§ 11. The Bernoulli fluctuation.

§ 12. The standard of length.

§ 13. Non-uniform curvature of space.

§ 14. The extraneous standard.

§ 15. Scale-free physics.

§ 16. Pseudo-discrete wave functions.

§ 17. Stabilised characteristics.

§ 18. Stabilisation of tensors.

§ 2∙1. The Bernoulli fluctuation.

§ 2∙2. The standard of length.

§ 2∙3. Non-uniform curvature of space.

§ 2∙4. The extraneous standard.

§ 2∙5. Pseudo-discrete wave functions.

(The title of § 2∙5 was altered from ‘Occupation factors’.)

§ 3∙1. The rigid-field convention.

§ 3∙2. Scale-free distributions.

§ 3∙3. Partition of the energy tensor.

§ 22. Mutual and self energy.

§ 23. Comparison particles.

§ 24. The phase coordinate.

§ 25. Interchange.

§ 26. Hydrocules.

§ 27. The β-factors.

§ 28. The observational system.

§ 29. Calculated values of the microscopic constants.

§ 30. The two-particle transformation.

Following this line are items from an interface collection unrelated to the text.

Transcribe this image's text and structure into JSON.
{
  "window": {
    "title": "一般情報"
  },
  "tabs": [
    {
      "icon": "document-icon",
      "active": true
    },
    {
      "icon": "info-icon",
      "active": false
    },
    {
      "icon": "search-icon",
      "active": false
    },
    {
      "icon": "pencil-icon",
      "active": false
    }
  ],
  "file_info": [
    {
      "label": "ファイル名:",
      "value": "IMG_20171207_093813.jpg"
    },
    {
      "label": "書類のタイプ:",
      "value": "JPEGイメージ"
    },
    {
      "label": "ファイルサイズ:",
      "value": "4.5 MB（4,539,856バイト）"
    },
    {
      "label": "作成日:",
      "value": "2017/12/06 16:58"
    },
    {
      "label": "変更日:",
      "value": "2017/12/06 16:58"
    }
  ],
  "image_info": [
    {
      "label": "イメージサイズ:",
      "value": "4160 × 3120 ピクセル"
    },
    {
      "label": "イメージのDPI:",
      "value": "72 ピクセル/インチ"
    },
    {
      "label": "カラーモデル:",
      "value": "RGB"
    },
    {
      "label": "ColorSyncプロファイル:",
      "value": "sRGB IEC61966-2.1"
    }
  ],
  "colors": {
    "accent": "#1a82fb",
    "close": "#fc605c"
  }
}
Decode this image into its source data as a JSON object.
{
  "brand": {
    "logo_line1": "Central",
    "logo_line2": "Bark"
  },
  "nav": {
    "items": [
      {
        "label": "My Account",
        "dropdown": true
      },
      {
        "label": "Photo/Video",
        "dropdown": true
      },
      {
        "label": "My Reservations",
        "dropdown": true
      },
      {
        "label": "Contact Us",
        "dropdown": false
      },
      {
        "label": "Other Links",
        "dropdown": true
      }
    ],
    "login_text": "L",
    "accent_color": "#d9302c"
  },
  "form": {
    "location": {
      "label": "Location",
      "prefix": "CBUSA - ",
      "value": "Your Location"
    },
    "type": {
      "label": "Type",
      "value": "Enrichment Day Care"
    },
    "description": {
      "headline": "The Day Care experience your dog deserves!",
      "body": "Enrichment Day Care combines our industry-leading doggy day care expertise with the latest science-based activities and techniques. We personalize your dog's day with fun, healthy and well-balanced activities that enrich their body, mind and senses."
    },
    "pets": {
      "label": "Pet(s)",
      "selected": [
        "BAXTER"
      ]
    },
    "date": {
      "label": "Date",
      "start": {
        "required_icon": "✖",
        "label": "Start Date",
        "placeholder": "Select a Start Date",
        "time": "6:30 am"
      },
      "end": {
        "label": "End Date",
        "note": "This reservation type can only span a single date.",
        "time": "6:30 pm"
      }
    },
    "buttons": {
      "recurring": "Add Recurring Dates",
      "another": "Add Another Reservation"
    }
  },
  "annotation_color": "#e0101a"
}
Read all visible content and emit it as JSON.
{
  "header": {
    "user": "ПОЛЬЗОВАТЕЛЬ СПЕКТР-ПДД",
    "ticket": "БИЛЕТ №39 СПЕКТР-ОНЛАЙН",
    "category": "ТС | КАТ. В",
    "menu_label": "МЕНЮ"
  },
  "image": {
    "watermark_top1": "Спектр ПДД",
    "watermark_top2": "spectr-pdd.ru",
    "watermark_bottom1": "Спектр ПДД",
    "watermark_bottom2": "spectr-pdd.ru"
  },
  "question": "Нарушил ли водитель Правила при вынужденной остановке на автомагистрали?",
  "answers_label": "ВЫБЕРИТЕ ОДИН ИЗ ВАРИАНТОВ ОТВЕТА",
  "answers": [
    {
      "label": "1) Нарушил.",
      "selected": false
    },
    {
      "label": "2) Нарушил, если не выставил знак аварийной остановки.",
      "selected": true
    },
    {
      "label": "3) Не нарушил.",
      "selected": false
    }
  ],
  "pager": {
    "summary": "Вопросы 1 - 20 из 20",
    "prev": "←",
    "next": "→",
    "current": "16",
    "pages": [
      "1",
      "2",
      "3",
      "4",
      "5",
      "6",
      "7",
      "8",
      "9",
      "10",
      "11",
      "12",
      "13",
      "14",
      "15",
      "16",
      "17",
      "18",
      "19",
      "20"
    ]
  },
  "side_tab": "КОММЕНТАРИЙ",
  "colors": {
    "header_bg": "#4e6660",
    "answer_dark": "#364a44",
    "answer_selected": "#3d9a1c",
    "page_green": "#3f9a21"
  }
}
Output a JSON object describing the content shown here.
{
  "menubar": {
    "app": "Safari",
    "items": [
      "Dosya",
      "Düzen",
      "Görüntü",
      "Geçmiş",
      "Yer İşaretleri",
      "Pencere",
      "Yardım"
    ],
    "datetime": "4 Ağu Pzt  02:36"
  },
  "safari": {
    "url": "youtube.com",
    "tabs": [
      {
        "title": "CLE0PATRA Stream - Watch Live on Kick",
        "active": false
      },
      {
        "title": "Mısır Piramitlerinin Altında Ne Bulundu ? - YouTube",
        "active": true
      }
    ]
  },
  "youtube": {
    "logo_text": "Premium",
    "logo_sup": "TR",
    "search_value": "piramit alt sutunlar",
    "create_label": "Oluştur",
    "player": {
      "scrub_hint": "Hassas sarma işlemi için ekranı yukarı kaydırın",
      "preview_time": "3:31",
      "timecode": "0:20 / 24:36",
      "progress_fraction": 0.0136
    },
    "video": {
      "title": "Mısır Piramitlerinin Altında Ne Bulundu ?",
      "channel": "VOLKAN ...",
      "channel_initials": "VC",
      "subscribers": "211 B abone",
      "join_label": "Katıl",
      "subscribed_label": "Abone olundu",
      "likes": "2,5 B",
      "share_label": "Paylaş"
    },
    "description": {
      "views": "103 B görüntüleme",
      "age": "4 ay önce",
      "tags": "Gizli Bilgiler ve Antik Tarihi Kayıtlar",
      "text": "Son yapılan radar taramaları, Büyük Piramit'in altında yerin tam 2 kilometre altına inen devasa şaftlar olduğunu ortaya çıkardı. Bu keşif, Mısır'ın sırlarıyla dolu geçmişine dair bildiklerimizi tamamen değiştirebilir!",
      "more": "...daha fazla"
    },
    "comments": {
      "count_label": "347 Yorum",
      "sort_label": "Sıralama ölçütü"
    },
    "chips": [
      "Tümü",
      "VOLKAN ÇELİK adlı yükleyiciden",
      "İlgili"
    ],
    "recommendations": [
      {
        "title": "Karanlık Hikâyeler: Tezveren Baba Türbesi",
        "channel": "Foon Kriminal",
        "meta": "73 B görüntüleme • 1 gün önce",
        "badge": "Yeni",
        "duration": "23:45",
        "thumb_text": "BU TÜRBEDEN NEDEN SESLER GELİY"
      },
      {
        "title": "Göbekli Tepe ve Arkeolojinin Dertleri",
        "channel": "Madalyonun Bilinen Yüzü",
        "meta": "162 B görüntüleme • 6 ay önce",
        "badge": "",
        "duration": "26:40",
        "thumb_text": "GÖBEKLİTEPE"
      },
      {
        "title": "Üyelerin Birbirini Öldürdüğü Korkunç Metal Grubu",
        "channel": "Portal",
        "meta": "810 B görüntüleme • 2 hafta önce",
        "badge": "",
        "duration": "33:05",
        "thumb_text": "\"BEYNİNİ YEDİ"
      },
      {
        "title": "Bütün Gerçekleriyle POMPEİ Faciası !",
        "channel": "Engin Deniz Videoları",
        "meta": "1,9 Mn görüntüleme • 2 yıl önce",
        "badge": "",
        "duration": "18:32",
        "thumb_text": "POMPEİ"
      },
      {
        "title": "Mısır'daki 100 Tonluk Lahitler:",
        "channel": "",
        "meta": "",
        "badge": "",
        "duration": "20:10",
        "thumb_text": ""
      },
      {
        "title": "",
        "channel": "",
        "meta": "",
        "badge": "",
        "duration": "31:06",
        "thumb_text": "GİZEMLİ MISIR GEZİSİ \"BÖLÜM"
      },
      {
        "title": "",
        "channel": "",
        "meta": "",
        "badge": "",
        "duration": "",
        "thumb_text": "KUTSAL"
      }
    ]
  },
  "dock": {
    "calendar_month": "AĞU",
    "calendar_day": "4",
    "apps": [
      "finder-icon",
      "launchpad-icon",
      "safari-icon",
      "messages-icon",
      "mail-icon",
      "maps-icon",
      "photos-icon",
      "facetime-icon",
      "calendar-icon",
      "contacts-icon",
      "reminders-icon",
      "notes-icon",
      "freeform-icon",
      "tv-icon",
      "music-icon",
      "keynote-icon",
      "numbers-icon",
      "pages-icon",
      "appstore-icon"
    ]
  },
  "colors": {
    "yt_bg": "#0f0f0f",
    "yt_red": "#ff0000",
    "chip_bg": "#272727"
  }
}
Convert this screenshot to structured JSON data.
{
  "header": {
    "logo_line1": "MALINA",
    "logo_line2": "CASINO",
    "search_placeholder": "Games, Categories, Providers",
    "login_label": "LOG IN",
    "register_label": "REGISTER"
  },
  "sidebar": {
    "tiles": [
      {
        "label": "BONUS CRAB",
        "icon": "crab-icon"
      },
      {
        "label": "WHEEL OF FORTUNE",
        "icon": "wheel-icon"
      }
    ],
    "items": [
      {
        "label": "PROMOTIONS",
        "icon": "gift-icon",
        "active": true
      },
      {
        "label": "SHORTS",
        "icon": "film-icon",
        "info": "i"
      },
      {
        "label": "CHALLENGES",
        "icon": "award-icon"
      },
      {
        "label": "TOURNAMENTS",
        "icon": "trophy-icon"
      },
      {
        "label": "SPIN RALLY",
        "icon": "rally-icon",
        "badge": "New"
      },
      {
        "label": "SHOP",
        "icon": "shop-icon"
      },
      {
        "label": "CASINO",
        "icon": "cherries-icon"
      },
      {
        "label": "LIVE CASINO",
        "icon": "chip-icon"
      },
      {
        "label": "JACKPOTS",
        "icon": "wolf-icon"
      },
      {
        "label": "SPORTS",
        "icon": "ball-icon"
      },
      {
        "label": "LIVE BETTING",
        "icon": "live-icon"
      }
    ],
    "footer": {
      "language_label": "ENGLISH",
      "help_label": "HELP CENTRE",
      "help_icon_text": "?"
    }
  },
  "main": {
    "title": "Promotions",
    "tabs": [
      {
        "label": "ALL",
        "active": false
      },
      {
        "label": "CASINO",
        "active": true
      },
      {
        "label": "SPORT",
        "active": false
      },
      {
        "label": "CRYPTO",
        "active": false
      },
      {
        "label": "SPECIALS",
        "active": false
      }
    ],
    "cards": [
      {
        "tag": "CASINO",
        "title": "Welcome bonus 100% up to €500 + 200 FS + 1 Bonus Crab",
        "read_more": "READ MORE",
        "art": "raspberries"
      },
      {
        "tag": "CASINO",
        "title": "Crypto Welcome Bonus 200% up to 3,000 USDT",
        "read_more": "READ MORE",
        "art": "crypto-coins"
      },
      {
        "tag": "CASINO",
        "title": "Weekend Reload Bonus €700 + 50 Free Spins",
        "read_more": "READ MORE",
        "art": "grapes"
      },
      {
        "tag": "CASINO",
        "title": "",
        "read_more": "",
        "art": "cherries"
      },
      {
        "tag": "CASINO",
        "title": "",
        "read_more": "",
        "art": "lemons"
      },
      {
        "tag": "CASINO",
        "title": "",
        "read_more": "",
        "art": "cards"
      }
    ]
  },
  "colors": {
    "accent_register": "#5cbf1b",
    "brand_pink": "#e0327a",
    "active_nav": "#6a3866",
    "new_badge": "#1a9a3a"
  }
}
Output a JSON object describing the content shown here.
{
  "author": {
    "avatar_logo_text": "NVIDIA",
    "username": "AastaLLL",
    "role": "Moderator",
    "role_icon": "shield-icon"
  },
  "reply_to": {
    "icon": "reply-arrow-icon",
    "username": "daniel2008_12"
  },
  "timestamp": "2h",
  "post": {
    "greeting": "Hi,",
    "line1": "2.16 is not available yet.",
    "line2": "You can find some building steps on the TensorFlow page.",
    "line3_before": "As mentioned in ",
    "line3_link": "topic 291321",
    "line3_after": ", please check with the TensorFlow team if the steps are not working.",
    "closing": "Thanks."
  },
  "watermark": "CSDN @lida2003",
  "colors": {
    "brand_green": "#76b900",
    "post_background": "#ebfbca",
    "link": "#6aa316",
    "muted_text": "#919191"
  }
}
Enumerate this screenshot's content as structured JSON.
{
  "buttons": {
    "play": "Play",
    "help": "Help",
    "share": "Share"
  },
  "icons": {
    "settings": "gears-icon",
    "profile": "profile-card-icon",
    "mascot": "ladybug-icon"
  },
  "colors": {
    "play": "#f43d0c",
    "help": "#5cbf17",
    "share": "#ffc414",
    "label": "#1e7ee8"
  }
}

(Drafted Dec. 1942; revised Aug. 1943.)

§ 3∙1. Idempotent vectors.

§ 3∙2. Spectral sets of particles.

§ 3∙3. The linear wave equation.

§ 3∙4. Matrix representation of E-numbers.

§ 3∙5. Wave vectors and tensors.

§ 3∙6[a]. Space tensors and strain tensors of the second rank.

§ 3∙7[a]. Angular momentum.

§ 3∙8. The differential wave equation.

§ 3∙6[b]. The differential wave equation.

§ 3∙7[b]. Angular momentum.

§ 24. The phase dimension.

§ 25. Interchange of suffixes.

§ 26. The two-particle transformation.

§ 27. Hydrocules.

§ 28. Separation of electrical energy.

§ 29. Current masses of the proton and electron.

§ 30. Molarly controlled charge.

§ 31. Secondary anchors.

§ 32. Calculated values of the microscopic constants.

§ 33. The Coulomb energy.

§ 19. Object-fields.

§ 20. The rigid-field convention.

§ 21. The rigid field in scale-free physics.

§ 22. Partition of the energy tensor.

§ 23. The inversion of energy.

§ 24. Rigid coordinates.

§ 25. Standard particles and vector particles.

§ 26. Transition particles.

§ 27. Protons and electrons.

§ 28. The mass m0.

(Formerly two chapters. The title was altered from ‘Fields and Particles’; ‘Chapter IV. Multiplicity Factors.’ has been struck through before § 25.)